Gen Y are an ambitious global generation aiming for professional success on their own terms, shows a survey released by the Chartered Institute of Management Accountants.
The global survey of more than 4,300 Gen Y finance professionals, representing a selection of countries including the UK, China, and South Africa reveals that 34% hope to be in a senior management role by their mid-30s, with 17% aspiring to be their own boss.
Of those surveyed, whose average age was 27, 34% hope to become senior managers by the time they are 35, with 12% expecting to have their own business by the age of 33 or younger. Of those looking to become self-employed, their objective was to earn between GBP71,040 and GBP87,040 on average.
Respondents said they prioritised working for employers who shared their values and were a good fit with their lifestyle over those who could offer a high financial reward.
Meanwhile 36% of respondents looking for a new job in the next two years intended to seek new opportunities abroad. The most popular destination being the UK, closely followed by the US, Australia, Canada and UAE.
The primary reason given for the change in location was the opportunity to experience a different culture, closely followed by a better work/life balance rather than to increase their salary.
The survey also found that 60% believe a major corporate or multinational corporation will provide the fastest career progression.
"The CIMA survey shows an aspirational generation keen to climb the corporate ladder on their own terms," says Andrew Harding, FCMA, CGMA, Managing Director of CIMA. "With the challenge of youth unemployment, it is encouraging to see tomorrow’s generation aiming high and open to new experiences while maintaining a healthy work/life balance."

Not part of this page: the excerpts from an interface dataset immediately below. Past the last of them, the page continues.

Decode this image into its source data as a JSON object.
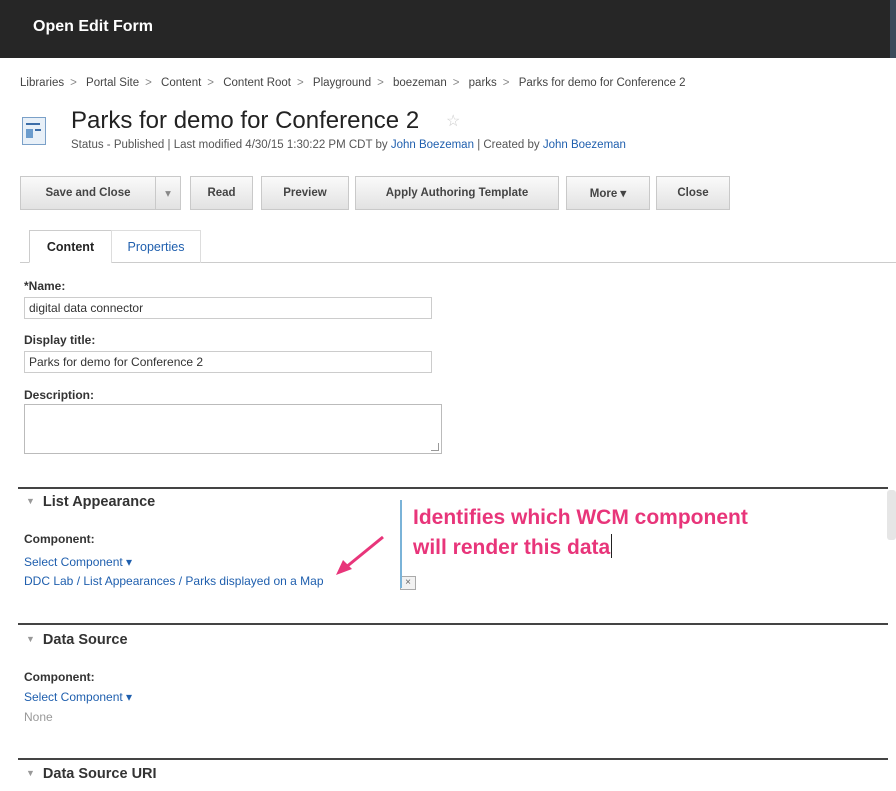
{
  "window": {
    "title": "Open Edit Form"
  },
  "breadcrumb": [
    "Libraries",
    "Portal Site",
    "Content",
    "Content Root",
    "Playground",
    "boezeman",
    "parks",
    "Parks for demo for Conference 2"
  ],
  "breadcrumb_sep": ">",
  "page": {
    "title": "Parks for demo for Conference 2",
    "status_prefix": "Status - Published | Last modified 4/30/15 1:30:22 PM CDT by",
    "modified_by": "John Boezeman",
    "created_prefix": "| Created by",
    "created_by": "John Boezeman"
  },
  "toolbar": {
    "save_close": "Save and Close",
    "dropdown": "▾",
    "read": "Read",
    "preview": "Preview",
    "apply_template": "Apply Authoring Template",
    "more": "More ▾",
    "close": "Close"
  },
  "tabs": [
    "Content",
    "Properties"
  ],
  "form": {
    "name_label": "*Name:",
    "name_value": "digital data connector",
    "display_title_label": "Display title:",
    "display_title_value": "Parks for demo for Conference 2",
    "description_label": "Description:"
  },
  "sections": {
    "list_appearance": {
      "title": "List Appearance",
      "component_label": "Component:",
      "select_label": "Select Component ▾",
      "selected_value": "DDC Lab / List Appearances / Parks displayed on a Map",
      "remove_glyph": "×"
    },
    "data_source": {
      "title": "Data Source",
      "component_label": "Component:",
      "select_label": "Select Component ▾",
      "value": "None"
    },
    "data_source_uri": {
      "title": "Data Source URI"
    }
  },
  "annotation": {
    "line1": "Identifies which WCM component",
    "line2": "will render this data",
    "color": "#e8357a"
  },
  "colors": {
    "titlebar": "#262626",
    "link": "#1f5fae",
    "accent": "#e8357a"
  }
}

"In this volatile climate, the value added by talented and ambitious people allows businesses to be competitive and resilient. Business leaders must match the aspirations of Gen Y by developing skills and providing satisfying jobs to seize this opportunity."

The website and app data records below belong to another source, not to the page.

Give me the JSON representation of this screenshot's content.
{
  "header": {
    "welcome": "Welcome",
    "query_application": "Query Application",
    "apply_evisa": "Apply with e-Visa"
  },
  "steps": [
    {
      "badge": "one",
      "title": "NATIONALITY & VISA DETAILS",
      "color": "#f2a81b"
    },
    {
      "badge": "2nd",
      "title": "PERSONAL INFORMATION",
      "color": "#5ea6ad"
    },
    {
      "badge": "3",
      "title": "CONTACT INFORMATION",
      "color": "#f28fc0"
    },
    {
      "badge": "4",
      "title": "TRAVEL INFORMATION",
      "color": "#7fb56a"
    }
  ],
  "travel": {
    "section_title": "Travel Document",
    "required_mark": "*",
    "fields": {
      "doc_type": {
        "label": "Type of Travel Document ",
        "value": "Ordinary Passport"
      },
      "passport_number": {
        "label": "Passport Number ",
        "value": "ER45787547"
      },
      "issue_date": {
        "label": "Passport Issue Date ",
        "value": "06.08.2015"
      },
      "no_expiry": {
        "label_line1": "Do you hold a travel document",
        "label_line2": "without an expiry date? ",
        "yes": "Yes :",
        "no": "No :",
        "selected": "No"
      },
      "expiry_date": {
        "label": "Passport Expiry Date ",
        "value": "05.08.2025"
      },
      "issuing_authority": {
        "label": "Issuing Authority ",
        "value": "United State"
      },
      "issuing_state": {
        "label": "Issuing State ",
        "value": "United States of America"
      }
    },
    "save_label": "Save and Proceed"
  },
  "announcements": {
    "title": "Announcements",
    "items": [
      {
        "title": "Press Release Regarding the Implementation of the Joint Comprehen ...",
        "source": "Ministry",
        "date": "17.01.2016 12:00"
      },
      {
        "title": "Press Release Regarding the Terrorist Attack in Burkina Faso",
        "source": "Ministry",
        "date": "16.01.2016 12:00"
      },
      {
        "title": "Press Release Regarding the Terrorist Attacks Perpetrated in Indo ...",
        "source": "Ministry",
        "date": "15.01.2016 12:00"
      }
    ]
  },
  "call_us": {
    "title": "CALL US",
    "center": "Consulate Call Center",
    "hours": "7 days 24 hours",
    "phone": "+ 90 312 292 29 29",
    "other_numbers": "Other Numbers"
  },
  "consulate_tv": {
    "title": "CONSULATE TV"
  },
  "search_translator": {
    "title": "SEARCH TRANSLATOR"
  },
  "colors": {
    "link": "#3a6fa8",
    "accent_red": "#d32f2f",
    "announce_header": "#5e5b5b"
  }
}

The survey also revealed that of those aiming to work for a company, the majority (60%) were pinning their hopes on a major corporate or multinational corporation (MNCs), believing they would provide the fastest progression route for their career.

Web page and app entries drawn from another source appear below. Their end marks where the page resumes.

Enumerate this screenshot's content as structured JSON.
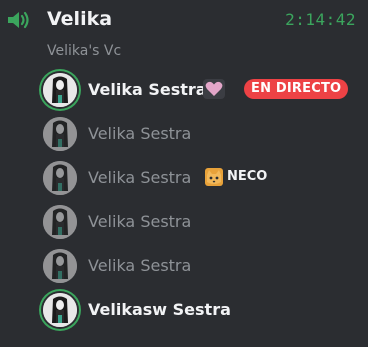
{
  "channel": {
    "name": "Velika",
    "timer": "2:14:42",
    "subtitle": "Velika's Vc",
    "icon": "speaker-icon"
  },
  "members": [
    {
      "name": "Velika Sestra",
      "state": "active",
      "speaking": true,
      "icon": "heart-icon",
      "badge": "EN DIRECTO",
      "badge_color": "#ed4245"
    },
    {
      "name": "Velika Sestra",
      "state": "idle",
      "speaking": false
    },
    {
      "name": "Velika Sestra",
      "state": "idle",
      "speaking": false,
      "activity_icon": "cat-icon",
      "activity": "NECO"
    },
    {
      "name": "Velika Sestra",
      "state": "idle",
      "speaking": false
    },
    {
      "name": "Velika Sestra",
      "state": "idle",
      "speaking": false
    },
    {
      "name": "Velikasw Sestra",
      "state": "active",
      "speaking": true
    }
  ],
  "colors": {
    "background": "#2b2d31",
    "speaking_ring": "#3ba55d",
    "timer": "#3ba55d",
    "muted_text": "#8e9297"
  }
}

In addition to the increased work promotions and prospects offered by MNCs, respondents’ open responses indicated they were attracted by their CSR values and company missions.